Jiang Yong's interest in the Neo-Confucian master Zhu Xi differs from the general trend of his time to discard this speculative philosophy. He wrote a commentary to one of Zhu Xi's books, the Jinsilu jizhu 近思錄集注. Although Jiang Yong did not teach in a public academy, he attracted hundreds of disciples, among them famous philosophers like Dai Zhen 戴震 (1723-1777), Cheng Yaotian 程瑤田 (1725-1814) or Jin Bang 金榜 (1735-1801).

Apart from the above-mentioned writings Jiang Yong authored the books Liji xunyi zeyan 禮記訓義擇言, Shenyi kaowu 深衣考誤, Yili shi gong pu cengzhu 儀禮釋宮譜增注, Yili shili 儀禮釋例, Lülü chanwei 律呂闡微, Chunqiu dili kaoshi 春秋地理考實, Xiangdang tukao 鄉黨圖考 (all related to the Confucian Classics), the essay collection Dushu suibi 讀書隨筆 (also known as Qunjing buyi 群經補義), the studies on phonetics Sisheng qieyun biao 四聲切韻表, Yinxue bianzheng 音學辨微, and the studies on astronomy and the calendar Tuibu fajie 推步法解, Qizheng yan 七政衍, Jin-shui erxing fawei 金水二星發微, Dongzhi quandu 冬至權度, Hengqizhu 恒氣注, Libian 曆辨, Suishi xiaochang bian 歲實消長辨, Lixue bulun 曆學補論 and Zhong-Xi hefa nicao 中西合法擬草.

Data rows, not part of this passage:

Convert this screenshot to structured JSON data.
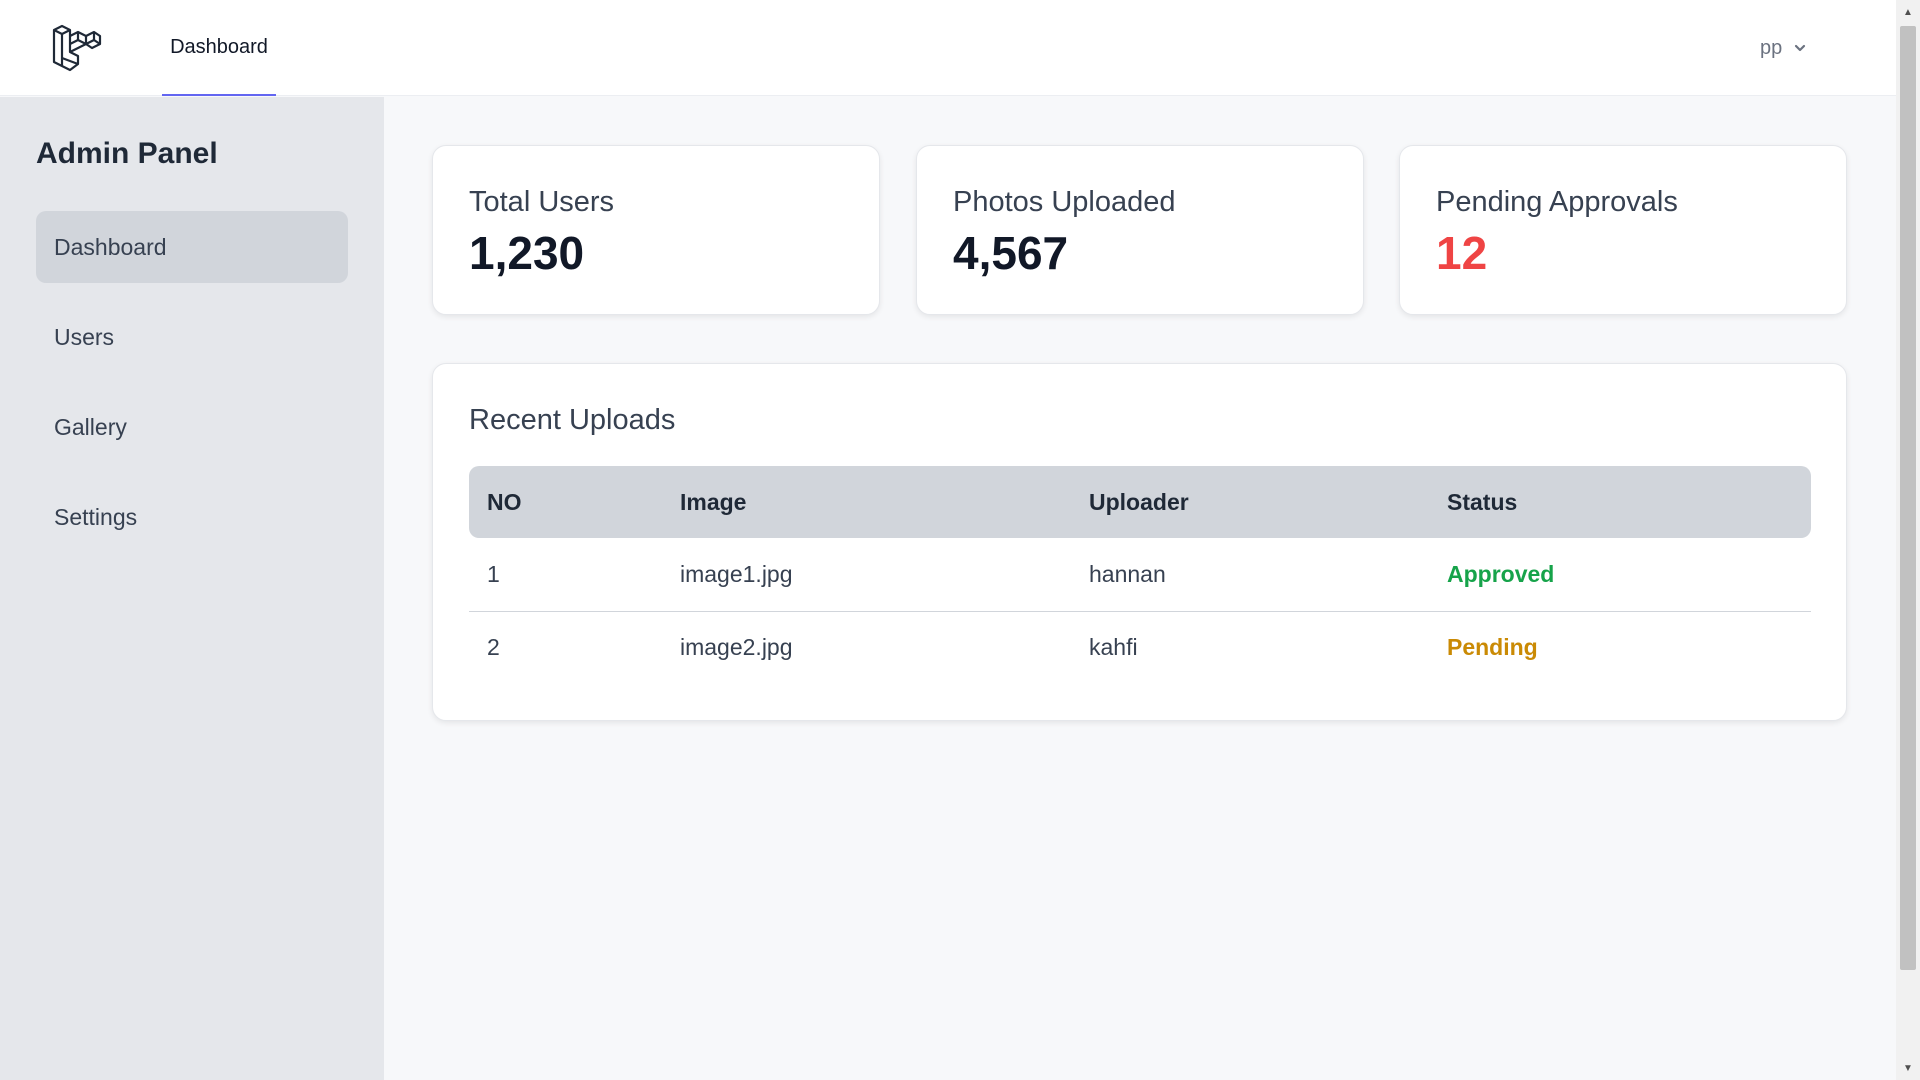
{
  "header": {
    "logo_icon": "laravel-logo-icon",
    "nav": {
      "dashboard_label": "Dashboard"
    },
    "user": {
      "name": "pp",
      "menu_icon": "chevron-down-icon"
    }
  },
  "sidebar": {
    "title": "Admin Panel",
    "items": [
      {
        "label": "Dashboard",
        "active": true
      },
      {
        "label": "Users",
        "active": false
      },
      {
        "label": "Gallery",
        "active": false
      },
      {
        "label": "Settings",
        "active": false
      }
    ]
  },
  "stats": [
    {
      "label": "Total Users",
      "value": "1,230"
    },
    {
      "label": "Photos Uploaded",
      "value": "4,567"
    },
    {
      "label": "Pending Approvals",
      "value": "12",
      "color": "#ef4444"
    }
  ],
  "recent_uploads": {
    "title": "Recent Uploads",
    "columns": [
      "NO",
      "Image",
      "Uploader",
      "Status"
    ],
    "rows": [
      {
        "no": "1",
        "image": "image1.jpg",
        "uploader": "hannan",
        "status": "Approved",
        "status_color": "#16a34a"
      },
      {
        "no": "2",
        "image": "image2.jpg",
        "uploader": "kahfi",
        "status": "Pending",
        "status_color": "#ca8a04"
      }
    ]
  },
  "colors": {
    "accent": "#6366f1",
    "sidebar_bg": "#e5e7eb",
    "active_item_bg": "#d1d5db",
    "approved": "#16a34a",
    "pending": "#ca8a04",
    "alert": "#ef4444"
  }
}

Pang Pu 龐樸, ed. (1997). Zhongguo ruxue 中國儒學 (Shanghai: Dongfang chuban zhongxin), Vol. 2, 224.